Sunday, October 17, 2004

'Big Brother' Is Hiding in Plain Sight

Oct. 17, 2004
Beware: Big Brother is hiding in plain sight
As technology's power to peek is mushrooming, is anybody noticing?
By Geoff Colvin, FORTUNE
Oct. 11, 2004

A CIA Predator drone, as used in Afghanistan and Iraq, costs $25 million, not that you could buy one even if you could afford it. But the Draganfly Predator is another matter. It's a scaled-down model of the real thing (wingspan: six feet instead of 49 feet), and like its namesake it carries a video camera and is controlled by radio from the ground. It can climb to 8,000 feet and can cruise lazily in the sky for up to an hour and a half, transmitting full-color video all the while. The drone is quietly battery powered, so if one were circling above your house or office or your kids' school right now, probably no one would notice. And it costs not $25 million, but just $750.

You already know you're being watched more and more all the time. But if you're like most of us, you don't realize how stunningly fast the advance of sensor technology, software, and the Internet is enabling someone, somewhere, to capture virtually every aspect of your existence. The developed world now consists of two groups. A small minority of techies are so familiar with the galloping increases in computing power and decreases in component size that nothing shocks them. They find the Draganfly Predator a big yawn compared with what they know will be available in two years. The other group, the vast majority, has only a hazy idea of the astonishing new ways in which their lives can be X-rayed, and finds most of them incomprehensible. So at just the moment when technology's power to peek is mushrooming, not many people can be bothered to worry about it.

Of course plain old optical surveillance, as offered by the Predator, is so omnipresent we scarcely notice it, though its extent has become breathtaking. An estimated four million surveillance cameras watch Britain; that's more than six for every square mile. Monaco brags that literally every square inch of the principality is now under 24-hour government video surveillance. Most surveillance cameras in the U.S. are private, so keeping track of them is tough. A group in New York City runs a website with hand-drawn maps of their locations around town; the group counted 284 in a small area of Midtown last year, for example.

But surveillance cameras rarely see the most valuable information about you. That's obtained in ways that are much harder to detect. If you have a computer at home and you aren't a dedicated geek, for example, chances are excellent that your machine is infected with spyware, software that automatically sends some of your data to somebody else.

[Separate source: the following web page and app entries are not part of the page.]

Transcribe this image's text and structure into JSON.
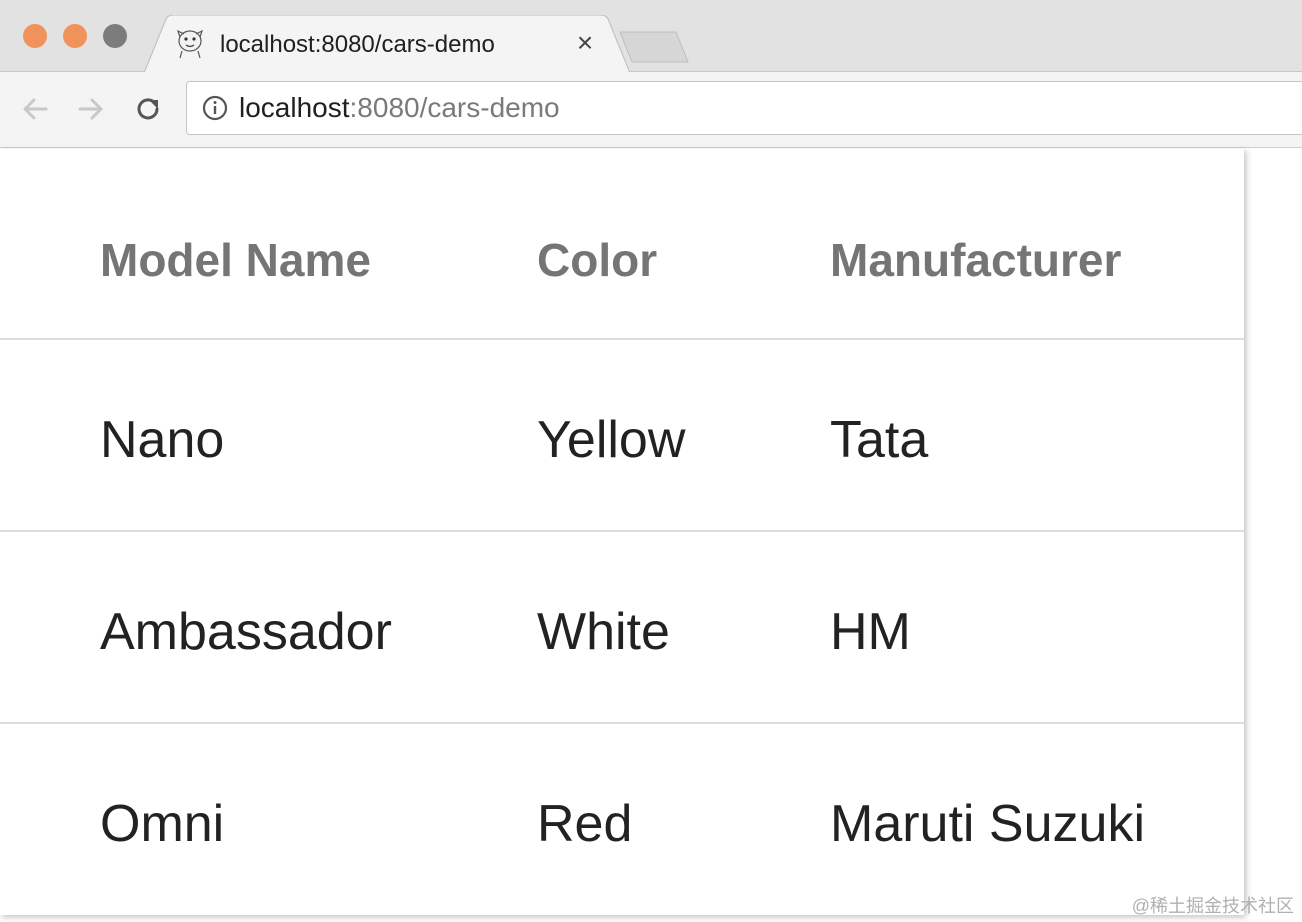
{
  "browser": {
    "tab": {
      "title": "localhost:8080/cars-demo",
      "close_glyph": "×",
      "favicon": "character-favicon-icon"
    },
    "address_bar": {
      "host": "localhost",
      "rest": ":8080/cars-demo"
    },
    "icons": {
      "back": "arrow-left-icon",
      "forward": "arrow-right-icon",
      "reload": "reload-icon",
      "info": "info-icon"
    },
    "colors": {
      "traffic_close": "#f0935b",
      "traffic_minimize": "#f0935b",
      "traffic_maximize": "#7c7c7c"
    }
  },
  "table": {
    "headers": {
      "model": "Model Name",
      "color": "Color",
      "manufacturer": "Manufacturer"
    },
    "rows": [
      {
        "model": "Nano",
        "color": "Yellow",
        "manufacturer": "Tata"
      },
      {
        "model": "Ambassador",
        "color": "White",
        "manufacturer": "HM"
      },
      {
        "model": "Omni",
        "color": "Red",
        "manufacturer": "Maruti Suzuki"
      }
    ]
  },
  "watermark": "@稀土掘金技术社区"
}
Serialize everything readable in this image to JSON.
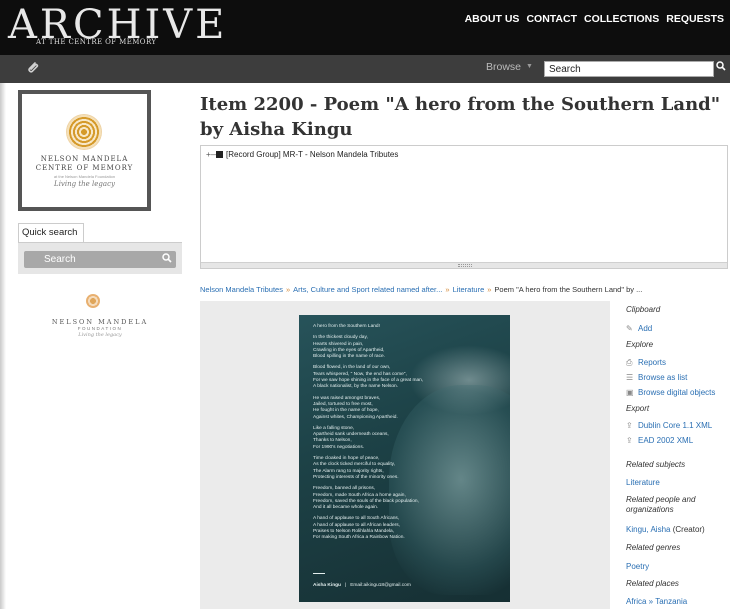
{
  "header": {
    "logo_text": "ARCHIVE",
    "logo_tagline": "AT THE CENTRE OF MEMORY",
    "nav": [
      "ABOUT US",
      "CONTACT",
      "COLLECTIONS",
      "REQUESTS"
    ]
  },
  "toolbar": {
    "browse_label": "Browse",
    "search_value": "Search"
  },
  "repository_logo": {
    "line1": "NELSON MANDELA",
    "line2": "CENTRE OF MEMORY",
    "line3": "at the Nelson Mandela Foundation",
    "line4": "Living the legacy"
  },
  "quick_search": {
    "tab_label": "Quick search",
    "placeholder": "Search"
  },
  "foundation_logo": {
    "line1": "NELSON MANDELA",
    "line2": "FOUNDATION",
    "line3": "Living the legacy"
  },
  "title": "Item 2200 - Poem \"A hero from the Southern Land\" by Aisha Kingu",
  "treeview": {
    "row_label": "[Record Group] MR-T - Nelson Mandela Tributes"
  },
  "breadcrumb": {
    "items": [
      "Nelson Mandela Tributes",
      "Arts, Culture and Sport related named after...",
      "Literature"
    ],
    "current": "Poem \"A hero from the Southern Land\" by ...",
    "separator": "»"
  },
  "poster": {
    "stanzas": [
      [
        "A hero from the Southern Land!"
      ],
      [
        "In the thickest cloudy day,",
        "Hearts shivered in pain,",
        "Crawling in the eyes of Apartheid,",
        "Blood spilling in the name of race."
      ],
      [
        "Blood flowed, in the land of our own,",
        "Tears whispered, \" Now, the end has come\",",
        "For we saw hope shining in the face of a great man,",
        "A black nationalist, by the name Nelson."
      ],
      [
        "He was raised amongst braves,",
        "Jailed, tortured to free most,",
        "He fought in the name of hope,",
        "Against whites, Championing Apartheid."
      ],
      [
        "Like a falling stone,",
        "Apartheid sank underneath oceans,",
        "Thanks to Nelson,",
        "For 1990's negotiations."
      ],
      [
        "Time cloaked in hope of peace,",
        "As the clock ticked merciful to equality,",
        "The Alarm rang to majority rights,",
        "Protecting interests of the minority ones."
      ],
      [
        "Freedom, banned all prisons,",
        "Freedom, made South Africa a home again,",
        "Freedom, saved the souls of the black population,",
        "And it all became whole again."
      ],
      [
        "A hand of applause to all South Africans,",
        "A hand of applause to all African leaders,",
        "Praises to Nelson Rolihlahla Mandela,",
        "For making South Africa a Rainbow Nation."
      ]
    ],
    "author": "Aisha Kingu",
    "divider": "|",
    "email": "Email:aikingu18@gmail.com"
  },
  "sidebar": {
    "clipboard_heading": "Clipboard",
    "add_label": "Add",
    "explore_heading": "Explore",
    "reports_label": "Reports",
    "browse_list_label": "Browse as list",
    "browse_digital_label": "Browse digital objects",
    "export_heading": "Export",
    "dublin_label": "Dublin Core 1.1 XML",
    "ead_label": "EAD 2002 XML",
    "related_subjects_heading": "Related subjects",
    "subject": "Literature",
    "related_people_heading": "Related people and organizations",
    "person_name": "Kingu, Aisha",
    "person_role": "(Creator)",
    "related_genres_heading": "Related genres",
    "genre": "Poetry",
    "related_places_heading": "Related places",
    "place": "Africa » Tanzania"
  }
}
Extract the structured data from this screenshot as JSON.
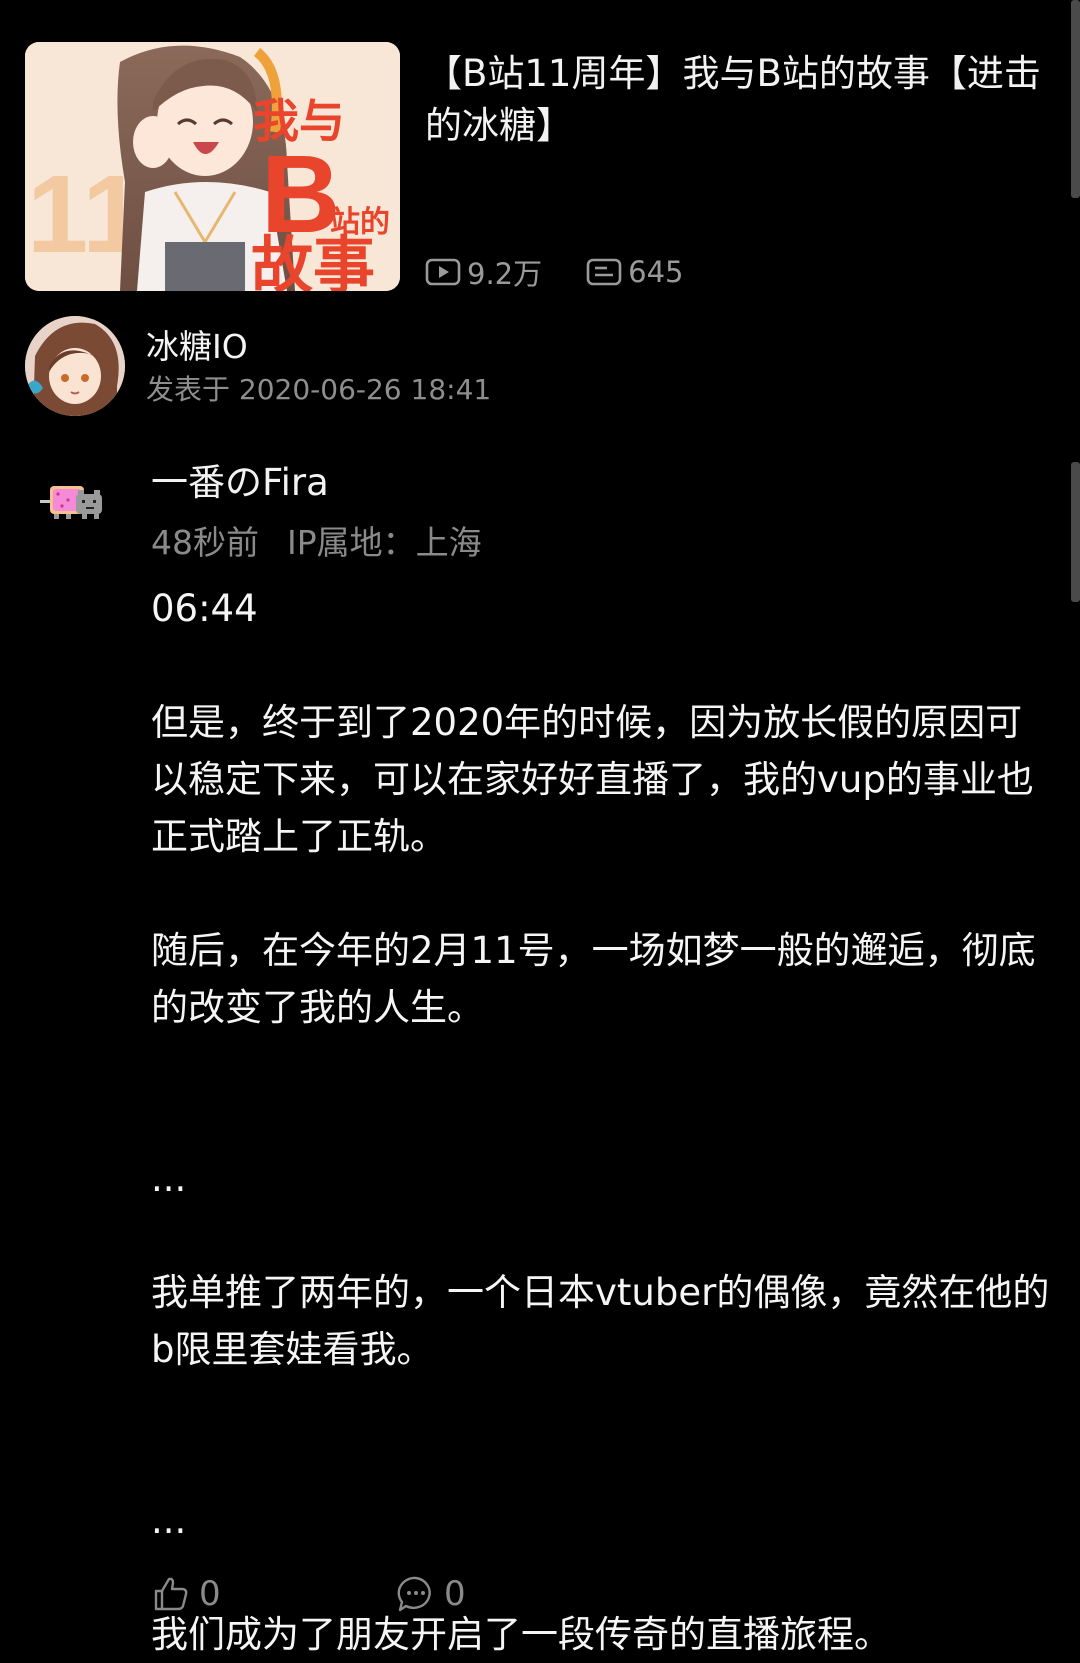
{
  "video": {
    "title": "【B站11周年】我与B站的故事【进击的冰糖】",
    "thumbnail_text": [
      "我与",
      "B",
      "站的",
      "故事",
      "11"
    ],
    "play_count": "9.2万",
    "danmaku_count": "645",
    "play_icon": "play-icon",
    "danmaku_icon": "danmaku-icon"
  },
  "uploader": {
    "name": "冰糖IO",
    "posted": "发表于 2020-06-26 18:41"
  },
  "comment": {
    "author": "一番のFira",
    "time": "48秒前",
    "ip": "IP属地：上海",
    "paragraphs": [
      "06:44",
      "但是，终于到了2020年的时候，因为放长假的原因可以稳定下来，可以在家好好直播了，我的vup的事业也正式踏上了正轨。",
      "随后，在今年的2月11号，一场如梦一般的邂逅，彻底的改变了我的人生。",
      "...",
      "我单推了两年的，一个日本vtuber的偶像，竟然在他的b限里套娃看我。",
      "...",
      "我们成为了朋友开启了一段传奇的直播旅程。"
    ],
    "like_count": "0",
    "reply_count": "0"
  },
  "colors": {
    "background": "#000000",
    "text_primary": "#f5f5f5",
    "text_secondary": "#8a8a8a",
    "thumbnail_accent": "#e8452c"
  }
}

RFID (radio frequency identification) tags are on millions of pallets of consumer goods and will eventually be on individual items, identifying each one uniquely. If you buy with a credit card, a record linking you to that specific item will be in a database. These tags are often attached so they can't be removed without destroying the item, and in any case you can barely see some of them; the smallest are the size of a grain of salt. They can be read invisibly from up to 30 feet away. So someone you don't know and can't see, with a tag reader and access to the right database, could read the tag in your shirt or wallet or shoes and suddenly know a great deal about you.

Much more is happening. Many kids across America now get their school lunch every day by putting a thumb or finger into a scanner -- quick and convenient, but how secure are your kids' fingerprint scans, which will identify them for life? Microsoft's prototype SenseCam hangs around your neck or can be concealed in jewelry, and takes a digital picture whenever it detects a change in light, motion, or temperature, up to 2,000 images a day; now imagine what happens when the company adds face-recognition technology and broadband connectivity, as it hopes to, and everyone on the street is wearing one.

The observations here reflect only technology that's available now, not even beginning to imagine what will exist in a few years. And while the possibilities are alarming to some, we shouldn't conclude that a Big Brother scenario necessarily awaits us. We truly don't know. Some futurists even argue that utter data transparency -- everyone knowing everything about everyone else -- offers citizens their only defense against increasingly data-rich institutions.

What we know for sure is that we have no excuse for waking up one day to find that every fact about our physical, financial, mental, and emotional lives is available to others. The amazing technology making all that possible is being developed right now -- in plain sight.